'Tis the season for many consumers to open their hearts and
wallets to a variety of charities. But National Consumers League (NCL), the
nation's oldest consumer advocacy organization, has issued an alert to
consumers that con artists may take advantage of their generosity this time of
year with bogus charities posing as legitimate ones.
"It's that time of year again, when we begin to hear from
consumers about crooks' attempts to take advantage of the holiday giving season
for their personal gain," said NCL Executive Director Sally Greenberg. "If
you're thinking of giving to a charity this season, good for you! But be
careful -- some scammers out there may be looking to take advantage of your
Scam complaints rising
Complaints to the Federal Trade Commission (FTC) about
charity scams have become more frequent recently. The volume of complaints to
the FTC's Consumer Sentinel system increased by
8.6 percent from 1.23 million in 2008 to 1.33 million in 2009.
While the volume of complaints regarding bogus charitable
solicitations remained a small fraction of overall complaints, they were
reported much more frequently in 2009, increased by 82.1 percent over the same
period (1,908 in 2008 versus 3,474 in 2009).
NCL warns consumers to avoid becoming a statistic this
holiday season by doing their homework before giving to an unfamiliar charity.
Non-profit tracking Web sites like GuideStar.org and CharityNavigator.org have a free databases
with detailed information on many charities.
Dodging rip-off artists
NCL offers the following tips for the charitable-minded:
- Research. Local newspapers or television or radio stations often compile lists of reputable charities responding to emergencies. Consider consulting these sources for information on how to give.
- Be in control of what you give and to whom you give it! Consider setting up a personal charity/giving budget and deciding ahead of time to whom you want to give, rather that being pressured into giving on the spur of the moment by a phone or e-mail solicitation. Consider contacting a charity directly on the phone or via the Internet to ensure that your donation is going directly to the charity of your choice.
- Pay the smartest way. Don't pay in cash, if possible. It is safer to pay by check or credit card. Be sure to get a receipt for any donation for tax purposes.
- If a charity contacts, you, be cautious. If you're approached by an unfamiliar charity, check it out. Most states require charities to register with them and file annual reports showing how they use donations. Ask your state or local consumer protection agency how to get this information.
- Get it in writing. Legitimate charities will be happy to provide details about what they do and will never insist that you act immediately.
- Beware of sound-alikes. Some crooks try to fool people by using names that are very similar to those of legitimate, well-known charities

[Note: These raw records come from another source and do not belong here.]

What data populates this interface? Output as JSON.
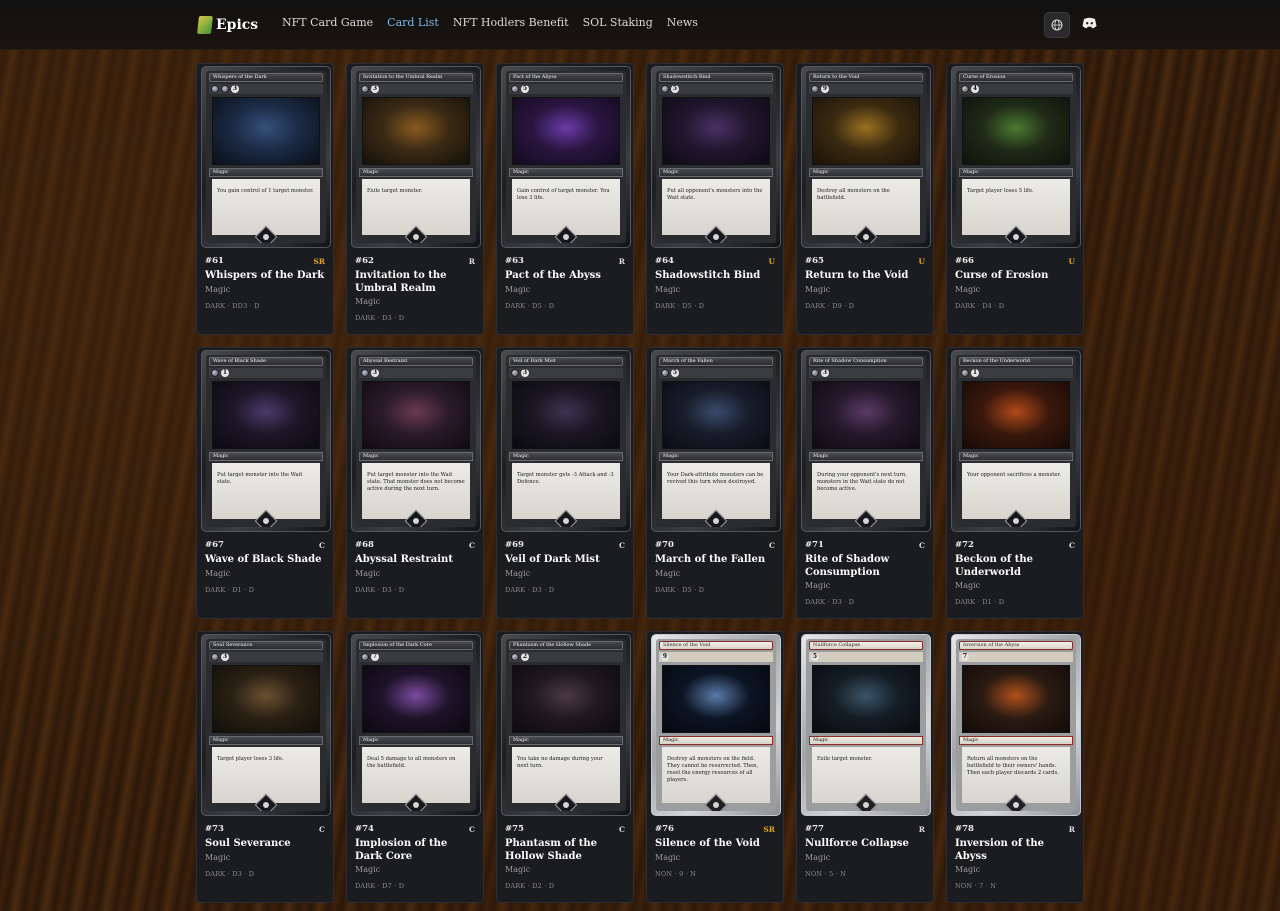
{
  "header": {
    "logo_text": "Epics",
    "nav": [
      {
        "label": "NFT Card Game",
        "active": false
      },
      {
        "label": "Card List",
        "active": true
      },
      {
        "label": "NFT Hodlers Benefit",
        "active": false
      },
      {
        "label": "SOL Staking",
        "active": false
      },
      {
        "label": "News",
        "active": false
      }
    ],
    "icons": {
      "language": "globe-icon",
      "discord": "discord-icon"
    }
  },
  "cards": [
    {
      "num": "#61",
      "name": "Whispers of the Dark",
      "type": "Magic",
      "rarity": "SR",
      "stats": "DARK · DD3 · D",
      "cost": "3",
      "orbs": 2,
      "text": "You gain control of 1 target monster.",
      "frame": "dark",
      "art": [
        "#1b2a45",
        "#35507a",
        "#0b0f18"
      ]
    },
    {
      "num": "#62",
      "name": "Invitation to the Umbral Realm",
      "type": "Magic",
      "rarity": "R",
      "stats": "DARK · D3 · D",
      "cost": "3",
      "orbs": 1,
      "text": "Exile target monster.",
      "frame": "dark",
      "art": [
        "#3a2a14",
        "#8a5a20",
        "#15100a"
      ]
    },
    {
      "num": "#63",
      "name": "Pact of the Abyss",
      "type": "Magic",
      "rarity": "R",
      "stats": "DARK · D5 · D",
      "cost": "5",
      "orbs": 1,
      "text": "Gain control of target monster. You lose 3 life.",
      "frame": "dark",
      "art": [
        "#2a1540",
        "#6a3aa8",
        "#120a1c"
      ]
    },
    {
      "num": "#64",
      "name": "Shadowstitch Bind",
      "type": "Magic",
      "rarity": "U",
      "stats": "DARK · D5 · D",
      "cost": "5",
      "orbs": 1,
      "text": "Put all opponent's monsters into the Wait state.",
      "frame": "dark",
      "art": [
        "#21162e",
        "#4a3066",
        "#0e0a14"
      ]
    },
    {
      "num": "#65",
      "name": "Return to the Void",
      "type": "Magic",
      "rarity": "U",
      "stats": "DARK · D9 · D",
      "cost": "9",
      "orbs": 1,
      "text": "Destroy all monsters on the battlefield.",
      "frame": "dark",
      "art": [
        "#3a2a10",
        "#9a7022",
        "#1a1208"
      ]
    },
    {
      "num": "#66",
      "name": "Curse of Erosion",
      "type": "Magic",
      "rarity": "U",
      "stats": "DARK · D4 · D",
      "cost": "4",
      "orbs": 1,
      "text": "Target player loses 5 life.",
      "frame": "dark",
      "art": [
        "#1f2a18",
        "#4c7a30",
        "#0e120a"
      ]
    },
    {
      "num": "#67",
      "name": "Wave of Black Shade",
      "type": "Magic",
      "rarity": "C",
      "stats": "DARK · D1 · D",
      "cost": "1",
      "orbs": 1,
      "text": "Put target monster into the Wait state.",
      "frame": "dark",
      "art": [
        "#1c1626",
        "#4a3a6a",
        "#0c0a12"
      ]
    },
    {
      "num": "#68",
      "name": "Abyssal Restraint",
      "type": "Magic",
      "rarity": "C",
      "stats": "DARK · D3 · D",
      "cost": "3",
      "orbs": 1,
      "text": "Put target monster into the Wait state. That monster does not become active during the next turn.",
      "frame": "dark",
      "art": [
        "#2a1a2a",
        "#6a3a50",
        "#120a10"
      ]
    },
    {
      "num": "#69",
      "name": "Veil of Dark Mist",
      "type": "Magic",
      "rarity": "C",
      "stats": "DARK · D3 · D",
      "cost": "3",
      "orbs": 1,
      "text": "Target monster gets -3 Attack and -3 Defence.",
      "frame": "dark",
      "art": [
        "#1a1622",
        "#3c3450",
        "#0a0a10"
      ]
    },
    {
      "num": "#70",
      "name": "March of the Fallen",
      "type": "Magic",
      "rarity": "C",
      "stats": "DARK · D5 · D",
      "cost": "5",
      "orbs": 1,
      "text": "Your Dark-attribute monsters can be revived this turn when destroyed.",
      "frame": "dark",
      "art": [
        "#161c2a",
        "#3a4a6a",
        "#0a0c12"
      ]
    },
    {
      "num": "#71",
      "name": "Rite of Shadow Consumption",
      "type": "Magic",
      "rarity": "C",
      "stats": "DARK · D3 · D",
      "cost": "3",
      "orbs": 1,
      "text": "During your opponent's next turn, monsters in the Wait state do not become active.",
      "frame": "dark",
      "art": [
        "#24182a",
        "#5a3a66",
        "#100a12"
      ]
    },
    {
      "num": "#72",
      "name": "Beckon of the Underworld",
      "type": "Magic",
      "rarity": "C",
      "stats": "DARK · D1 · D",
      "cost": "1",
      "orbs": 1,
      "text": "Your opponent sacrifices a monster.",
      "frame": "dark",
      "art": [
        "#3a180c",
        "#b04a18",
        "#160a06"
      ]
    },
    {
      "num": "#73",
      "name": "Soul Severance",
      "type": "Magic",
      "rarity": "C",
      "stats": "DARK · D3 · D",
      "cost": "3",
      "orbs": 1,
      "text": "Target player loses 3 life.",
      "frame": "dark",
      "art": [
        "#2a2014",
        "#6a5030",
        "#120e08"
      ]
    },
    {
      "num": "#74",
      "name": "Implosion of the Dark Core",
      "type": "Magic",
      "rarity": "C",
      "stats": "DARK · D7 · D",
      "cost": "7",
      "orbs": 1,
      "text": "Deal 5 damage to all monsters on the battlefield.",
      "frame": "dark",
      "art": [
        "#1e1228",
        "#7a4aa0",
        "#0c0810"
      ]
    },
    {
      "num": "#75",
      "name": "Phantasm of the Hollow Shade",
      "type": "Magic",
      "rarity": "C",
      "stats": "DARK · D2 · D",
      "cost": "2",
      "orbs": 1,
      "text": "You take no damage during your next turn.",
      "frame": "dark",
      "art": [
        "#20181e",
        "#4a3a44",
        "#0c0a0c"
      ]
    },
    {
      "num": "#76",
      "name": "Silence of the Void",
      "type": "Magic",
      "rarity": "SR",
      "stats": "NON · 9 · N",
      "cost": "9",
      "orbs": 0,
      "text": "Destroy all monsters on the field. They cannot be resurrected. Then, reset the energy resources of all players.",
      "frame": "silver",
      "art": [
        "#0c1424",
        "#5a7aa8",
        "#05080e"
      ]
    },
    {
      "num": "#77",
      "name": "Nullforce Collapse",
      "type": "Magic",
      "rarity": "R",
      "stats": "NON · 5 · N",
      "cost": "5",
      "orbs": 0,
      "text": "Exile target monster.",
      "frame": "silver",
      "art": [
        "#141c24",
        "#3a5468",
        "#080c10"
      ]
    },
    {
      "num": "#78",
      "name": "Inversion of the Abyss",
      "type": "Magic",
      "rarity": "R",
      "stats": "NON · 7 · N",
      "cost": "7",
      "orbs": 0,
      "text": "Return all monsters on the battlefield to their owners' hands. Then each player discards 2 cards.",
      "frame": "silver",
      "art": [
        "#2a1a12",
        "#b0521c",
        "#120a08"
      ]
    }
  ]
}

- Know to whom you are talking. Ask about the caller's relation to the charity. The caller may be a professional fundraiser, not an employee or a volunteer. Ask what percentage of donations goes to the charity and how much the fundraiser gets.